Page and application data records
+===+

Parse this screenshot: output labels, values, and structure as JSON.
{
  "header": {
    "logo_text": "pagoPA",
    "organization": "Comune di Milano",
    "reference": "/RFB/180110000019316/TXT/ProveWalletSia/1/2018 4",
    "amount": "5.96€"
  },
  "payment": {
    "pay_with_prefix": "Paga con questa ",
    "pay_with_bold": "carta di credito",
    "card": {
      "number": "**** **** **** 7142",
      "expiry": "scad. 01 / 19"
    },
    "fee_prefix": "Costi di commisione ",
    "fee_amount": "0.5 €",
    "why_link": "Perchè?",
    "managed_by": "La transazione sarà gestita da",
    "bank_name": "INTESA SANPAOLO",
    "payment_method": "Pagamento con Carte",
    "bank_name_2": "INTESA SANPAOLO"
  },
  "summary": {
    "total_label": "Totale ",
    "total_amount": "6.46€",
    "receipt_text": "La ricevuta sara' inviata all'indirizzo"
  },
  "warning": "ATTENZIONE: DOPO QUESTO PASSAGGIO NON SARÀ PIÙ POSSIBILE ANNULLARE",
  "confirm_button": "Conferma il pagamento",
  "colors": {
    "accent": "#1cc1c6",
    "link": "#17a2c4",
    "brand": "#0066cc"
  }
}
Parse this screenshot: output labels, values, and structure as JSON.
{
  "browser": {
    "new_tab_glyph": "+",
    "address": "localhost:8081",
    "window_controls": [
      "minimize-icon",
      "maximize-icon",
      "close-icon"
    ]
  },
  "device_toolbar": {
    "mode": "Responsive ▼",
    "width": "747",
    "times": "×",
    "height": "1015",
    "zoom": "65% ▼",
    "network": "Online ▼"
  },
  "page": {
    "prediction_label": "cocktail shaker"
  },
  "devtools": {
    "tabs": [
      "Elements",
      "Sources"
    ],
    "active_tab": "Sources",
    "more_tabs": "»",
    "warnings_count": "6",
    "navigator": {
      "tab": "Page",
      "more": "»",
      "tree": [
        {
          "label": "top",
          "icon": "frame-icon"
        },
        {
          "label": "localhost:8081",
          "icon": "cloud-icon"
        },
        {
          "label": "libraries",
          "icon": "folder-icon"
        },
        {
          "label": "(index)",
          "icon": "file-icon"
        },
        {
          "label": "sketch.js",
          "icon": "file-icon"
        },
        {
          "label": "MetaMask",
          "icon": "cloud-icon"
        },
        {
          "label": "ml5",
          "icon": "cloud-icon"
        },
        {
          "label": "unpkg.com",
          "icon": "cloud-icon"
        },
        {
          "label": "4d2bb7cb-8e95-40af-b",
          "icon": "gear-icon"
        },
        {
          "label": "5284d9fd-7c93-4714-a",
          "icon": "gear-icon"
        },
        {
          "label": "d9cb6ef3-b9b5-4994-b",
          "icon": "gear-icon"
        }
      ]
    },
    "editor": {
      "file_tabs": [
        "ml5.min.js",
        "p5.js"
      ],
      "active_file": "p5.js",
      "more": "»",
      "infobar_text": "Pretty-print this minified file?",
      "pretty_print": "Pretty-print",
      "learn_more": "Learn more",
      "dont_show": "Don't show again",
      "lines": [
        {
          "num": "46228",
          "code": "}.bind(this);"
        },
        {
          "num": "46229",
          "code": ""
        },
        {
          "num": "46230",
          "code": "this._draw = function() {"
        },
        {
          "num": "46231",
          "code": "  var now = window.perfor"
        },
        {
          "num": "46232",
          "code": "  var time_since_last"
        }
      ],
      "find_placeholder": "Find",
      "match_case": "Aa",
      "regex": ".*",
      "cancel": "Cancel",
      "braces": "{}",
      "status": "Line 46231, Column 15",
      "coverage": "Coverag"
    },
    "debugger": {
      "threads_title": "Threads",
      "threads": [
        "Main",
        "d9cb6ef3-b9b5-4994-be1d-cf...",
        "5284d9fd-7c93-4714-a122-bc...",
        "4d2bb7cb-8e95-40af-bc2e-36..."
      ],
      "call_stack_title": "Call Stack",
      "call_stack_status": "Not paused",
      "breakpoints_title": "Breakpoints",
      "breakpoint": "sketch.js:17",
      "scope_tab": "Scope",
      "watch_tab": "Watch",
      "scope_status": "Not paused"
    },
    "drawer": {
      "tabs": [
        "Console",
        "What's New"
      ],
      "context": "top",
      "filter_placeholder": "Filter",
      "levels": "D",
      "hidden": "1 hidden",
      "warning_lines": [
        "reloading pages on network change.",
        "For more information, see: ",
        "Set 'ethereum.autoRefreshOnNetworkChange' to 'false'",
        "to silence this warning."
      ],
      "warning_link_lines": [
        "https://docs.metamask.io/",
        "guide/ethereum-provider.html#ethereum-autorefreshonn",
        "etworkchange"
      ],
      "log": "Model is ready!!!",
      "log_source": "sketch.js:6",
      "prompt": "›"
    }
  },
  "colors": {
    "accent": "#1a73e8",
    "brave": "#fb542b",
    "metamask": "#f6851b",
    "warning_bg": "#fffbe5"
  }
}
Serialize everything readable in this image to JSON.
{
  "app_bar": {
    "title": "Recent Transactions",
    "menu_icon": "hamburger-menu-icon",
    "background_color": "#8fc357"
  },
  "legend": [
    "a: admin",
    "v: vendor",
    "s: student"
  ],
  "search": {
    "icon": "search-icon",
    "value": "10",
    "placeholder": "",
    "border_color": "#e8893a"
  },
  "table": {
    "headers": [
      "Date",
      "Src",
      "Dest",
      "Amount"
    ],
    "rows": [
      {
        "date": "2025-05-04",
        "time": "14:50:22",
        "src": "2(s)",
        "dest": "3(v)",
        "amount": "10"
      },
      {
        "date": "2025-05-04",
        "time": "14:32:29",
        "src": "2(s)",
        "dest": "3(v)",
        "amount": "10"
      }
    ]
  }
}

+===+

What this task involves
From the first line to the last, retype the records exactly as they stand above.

Task result
Parse this screenshot: output labels, values, and structure as JSON.
{
  "header": {
    "logo_text": "pagoPA",
    "organization": "Comune di Milano",
    "reference": "/RFB/180110000019316/TXT/ProveWalletSia/1/2018 4",
    "amount": "5.96€"
  },
  "payment": {
    "pay_with_prefix": "Paga con questa ",
    "pay_with_bold": "carta di credito",
    "card": {
      "number": "**** **** **** 7142",
      "expiry": "scad. 01 / 19"
    },
    "fee_prefix": "Costi di commisione ",
    "fee_amount": "0.5 €",
    "why_link": "Perchè?",
    "managed_by": "La transazione sarà gestita da",
    "bank_name": "INTESA SANPAOLO",
    "payment_method": "Pagamento con Carte",
    "bank_name_2": "INTESA SANPAOLO"
  },
  "summary": {
    "total_label": "Totale ",
    "total_amount": "6.46€",
    "receipt_text": "La ricevuta sara' inviata all'indirizzo"
  },
  "warning": "ATTENZIONE: DOPO QUESTO PASSAGGIO NON SARÀ PIÙ POSSIBILE ANNULLARE",
  "confirm_button": "Conferma il pagamento",
  "colors": {
    "accent": "#1cc1c6",
    "link": "#17a2c4",
    "brand": "#0066cc"
  }
}
Parse this screenshot: output labels, values, and structure as JSON.
{
  "browser": {
    "new_tab_glyph": "+",
    "address": "localhost:8081",
    "window_controls": [
      "minimize-icon",
      "maximize-icon",
      "close-icon"
    ]
  },
  "device_toolbar": {
    "mode": "Responsive ▼",
    "width": "747",
    "times": "×",
    "height": "1015",
    "zoom": "65% ▼",
    "network": "Online ▼"
  },
  "page": {
    "prediction_label": "cocktail shaker"
  },
  "devtools": {
    "tabs": [
      "Elements",
      "Sources"
    ],
    "active_tab": "Sources",
    "more_tabs": "»",
    "warnings_count": "6",
    "navigator": {
      "tab": "Page",
      "more": "»",
      "tree": [
        {
          "label": "top",
          "icon": "frame-icon"
        },
        {
          "label": "localhost:8081",
          "icon": "cloud-icon"
        },
        {
          "label": "libraries",
          "icon": "folder-icon"
        },
        {
          "label": "(index)",
          "icon": "file-icon"
        },
        {
          "label": "sketch.js",
          "icon": "file-icon"
        },
        {
          "label": "MetaMask",
          "icon": "cloud-icon"
        },
        {
          "label": "ml5",
          "icon": "cloud-icon"
        },
        {
          "label": "unpkg.com",
          "icon": "cloud-icon"
        },
        {
          "label": "4d2bb7cb-8e95-40af-b",
          "icon": "gear-icon"
        },
        {
          "label": "5284d9fd-7c93-4714-a",
          "icon": "gear-icon"
        },
        {
          "label": "d9cb6ef3-b9b5-4994-b",
          "icon": "gear-icon"
        }
      ]
    },
    "editor": {
      "file_tabs": [
        "ml5.min.js",
        "p5.js"
      ],
      "active_file": "p5.js",
      "more": "»",
      "infobar_text": "Pretty-print this minified file?",
      "pretty_print": "Pretty-print",
      "learn_more": "Learn more",
      "dont_show": "Don't show again",
      "lines": [
        {
          "num": "46228",
          "code": "}.bind(this);"
        },
        {
          "num": "46229",
          "code": ""
        },
        {
          "num": "46230",
          "code": "this._draw = function() {"
        },
        {
          "num": "46231",
          "code": "  var now = window.perfor"
        },
        {
          "num": "46232",
          "code": "  var time_since_last"
        }
      ],
      "find_placeholder": "Find",
      "match_case": "Aa",
      "regex": ".*",
      "cancel": "Cancel",
      "braces": "{}",
      "status": "Line 46231, Column 15",
      "coverage": "Coverag"
    },
    "debugger": {
      "threads_title": "Threads",
      "threads": [
        "Main",
        "d9cb6ef3-b9b5-4994-be1d-cf...",
        "5284d9fd-7c93-4714-a122-bc...",
        "4d2bb7cb-8e95-40af-bc2e-36..."
      ],
      "call_stack_title": "Call Stack",
      "call_stack_status": "Not paused",
      "breakpoints_title": "Breakpoints",
      "breakpoint": "sketch.js:17",
      "scope_tab": "Scope",
      "watch_tab": "Watch",
      "scope_status": "Not paused"
    },
    "drawer": {
      "tabs": [
        "Console",
        "What's New"
      ],
      "context": "top",
      "filter_placeholder": "Filter",
      "levels": "D",
      "hidden": "1 hidden",
      "warning_lines": [
        "reloading pages on network change.",
        "For more information, see: ",
        "Set 'ethereum.autoRefreshOnNetworkChange' to 'false'",
        "to silence this warning."
      ],
      "warning_link_lines": [
        "https://docs.metamask.io/",
        "guide/ethereum-provider.html#ethereum-autorefreshonn",
        "etworkchange"
      ],
      "log": "Model is ready!!!",
      "log_source": "sketch.js:6",
      "prompt": "›"
    }
  },
  "colors": {
    "accent": "#1a73e8",
    "brave": "#fb542b",
    "metamask": "#f6851b",
    "warning_bg": "#fffbe5"
  }
}
Serialize everything readable in this image to JSON.
{
  "app_bar": {
    "title": "Recent Transactions",
    "menu_icon": "hamburger-menu-icon",
    "background_color": "#8fc357"
  },
  "legend": [
    "a: admin",
    "v: vendor",
    "s: student"
  ],
  "search": {
    "icon": "search-icon",
    "value": "10",
    "placeholder": "",
    "border_color": "#e8893a"
  },
  "table": {
    "headers": [
      "Date",
      "Src",
      "Dest",
      "Amount"
    ],
    "rows": [
      {
        "date": "2025-05-04",
        "time": "14:50:22",
        "src": "2(s)",
        "dest": "3(v)",
        "amount": "10"
      },
      {
        "date": "2025-05-04",
        "time": "14:32:29",
        "src": "2(s)",
        "dest": "3(v)",
        "amount": "10"
      }
    ]
  }
}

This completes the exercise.